CONYERS - The technology department at General Ray Davis Middle School is holding a recycling drive for laser and inkjet toner cartridges and old cell phones to raise money for classroom equipment.
"We are asking students and parents to please bring in all of your old printer cartridges," said Joe Tompkins, instructional technology specialist at the school. "Students should bring cartridges to their homeroom teachers in sealed, plastic bags."
He also encouraged parents to donate used cartridges from their workplaces.
"I would love ... for our community businesses to get involved with this to support our schools," he said. "Many of our parents work in large offices, and many of these businesses don't realize that these things they throw away or mail to 'free' recyclers could be used to help our school."
Tompkins said all of the schools' students, teachers and parents are collecting items for the drive, but he wants the entire community to get involved.
He said those interested in donating items to the drive can drop off inkjet cartridges (in sealed plastic bags), laser toner cartridges and old cell phones at the school's front office during business hours.
The school is working with the company, Funding Factory, for the drive.
"(Funding Factory) recycles inkjet cartridges, toner cartridges and cell phones," Tompkins said. "They specifically work with schools and give us points for every eligible item we return.
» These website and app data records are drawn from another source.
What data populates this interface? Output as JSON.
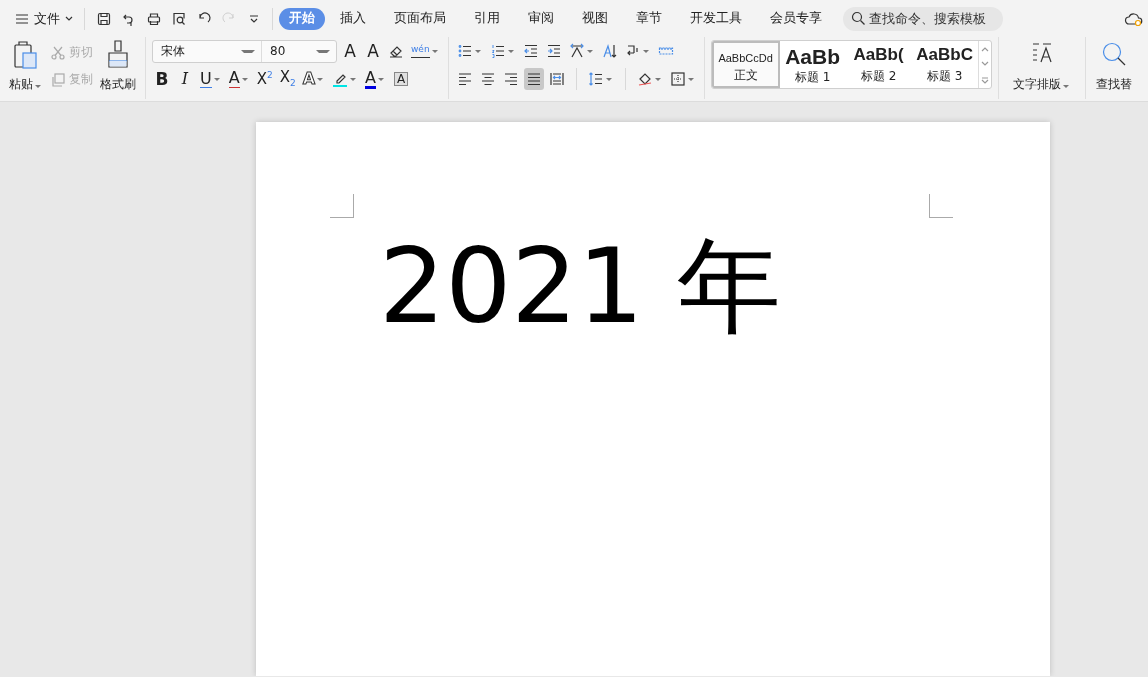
{
  "menu": {
    "label": "文件"
  },
  "quick_access": [
    {
      "kind": "save",
      "disabled": false
    },
    {
      "kind": "share",
      "disabled": false
    },
    {
      "kind": "print",
      "disabled": false
    },
    {
      "kind": "preview",
      "disabled": false
    },
    {
      "kind": "undo",
      "disabled": false
    },
    {
      "kind": "redo",
      "disabled": true
    },
    {
      "kind": "customize",
      "disabled": false
    }
  ],
  "tabs": [
    {
      "label": "开始",
      "selected": true
    },
    {
      "label": "插入",
      "selected": false
    },
    {
      "label": "页面布局",
      "selected": false
    },
    {
      "label": "引用",
      "selected": false
    },
    {
      "label": "审阅",
      "selected": false
    },
    {
      "label": "视图",
      "selected": false
    },
    {
      "label": "章节",
      "selected": false
    },
    {
      "label": "开发工具",
      "selected": false
    },
    {
      "label": "会员专享",
      "selected": false
    }
  ],
  "search": {
    "placeholder": "查找命令、搜索模板"
  },
  "clipboard": {
    "paste": "粘贴",
    "cut": {
      "label": "剪切",
      "disabled": true
    },
    "copy": {
      "label": "复制",
      "disabled": true
    },
    "format_painter": "格式刷"
  },
  "font": {
    "name": "宋体",
    "size": "80"
  },
  "font_tools": [
    [
      {
        "kind": "grow",
        "glyph": "A",
        "dropdown": false
      },
      {
        "kind": "shrink",
        "glyph": "A",
        "dropdown": false
      },
      {
        "kind": "eraser",
        "dropdown": false
      },
      {
        "kind": "pinyin",
        "glyph": "wén",
        "dropdown": true
      }
    ],
    [
      {
        "kind": "bold",
        "glyph": "B",
        "dropdown": false
      },
      {
        "kind": "italic",
        "glyph": "I",
        "dropdown": false
      },
      {
        "kind": "underline",
        "glyph": "U",
        "dropdown": true
      },
      {
        "kind": "strike",
        "glyph": "A",
        "dropdown": true
      },
      {
        "kind": "super",
        "glyph": "X$^{2}$",
        "dropdown": false
      },
      {
        "kind": "sub",
        "glyph": "X$_{2}$",
        "dropdown": false
      },
      {
        "kind": "outline",
        "glyph": "A",
        "dropdown": true
      },
      {
        "kind": "highlight",
        "dropdown": true
      },
      {
        "kind": "color",
        "glyph": "A",
        "dropdown": true
      },
      {
        "kind": "shade",
        "glyph": "A",
        "dropdown": false
      }
    ]
  ],
  "paragraph_tools": [
    [
      {
        "kind": "bullets",
        "dropdown": true,
        "selected": false
      },
      {
        "kind": "numbering",
        "dropdown": true,
        "selected": false
      },
      {
        "kind": "outdent",
        "dropdown": false,
        "selected": false
      },
      {
        "kind": "indent",
        "dropdown": false,
        "selected": false
      },
      {
        "kind": "asian",
        "dropdown": true,
        "selected": false
      },
      {
        "kind": "sort",
        "dropdown": false,
        "selected": false
      },
      {
        "kind": "marks",
        "dropdown": true,
        "selected": false
      },
      {
        "kind": "ruler",
        "dropdown": false,
        "selected": false
      }
    ],
    [
      {
        "kind": "left",
        "dropdown": false,
        "selected": false
      },
      {
        "kind": "center",
        "dropdown": false,
        "selected": false
      },
      {
        "kind": "right",
        "dropdown": false,
        "selected": false
      },
      {
        "kind": "justify",
        "dropdown": false,
        "selected": true
      },
      {
        "kind": "distribute",
        "dropdown": false,
        "selected": false
      },
      {
        "kind": "spacing",
        "dropdown": true,
        "selected": false
      },
      {
        "kind": "fill",
        "dropdown": true,
        "selected": false
      },
      {
        "kind": "borders",
        "dropdown": true,
        "selected": false
      }
    ]
  ],
  "styles": [
    {
      "sample": "AaBbCcDd",
      "label": "正文",
      "selected": true
    },
    {
      "sample": "AaBb",
      "label": "标题 1",
      "selected": false
    },
    {
      "sample": "AaBb(",
      "label": "标题 2",
      "selected": false
    },
    {
      "sample": "AaBbC",
      "label": "标题 3",
      "selected": false
    }
  ],
  "text_layout": {
    "label": "文字排版"
  },
  "find_replace": {
    "label": "查找替"
  },
  "document": {
    "text": "2021 年"
  }
}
We can then use those points to purchase equipment from participating companies or for cash."
Since every classroom at Davis Middle is a 21st Century classroom, in which teachers and students use a virtual electronic whiteboard for classroom activities, he said the funds collected will help make those rooms better.
"The equipment has been a fantastic success and really embraced by students and teachers," Tompkins said. "An essential part of this setup is a mounted digital projector in every room. The lifespan for the bulbs for these projectors is about two years. This fund raiser is specifically aimed at raising money for replacement bulbs so our students can continue to use this wonderful technology daily."
The drive started this month, so he said the school only has collected "a few" items so far.
"We're counting on the students to bring in a lot more," he said.
Round one of the program will conclude at the end of the school year, he said.
As an incentive for students, the school is offering a free educational game of their choice from www.gepetosoftware.com for every 20 eligible items students bring in to donate.
"I've been writing software and games for the schools for almost 10 years now, and many of them are popular with students," Tompkins said about why he is offering that as a prize. "I'm hoping that this incentive will really help the recycling effort."
Michelle Floyd can be reached at email@example.com.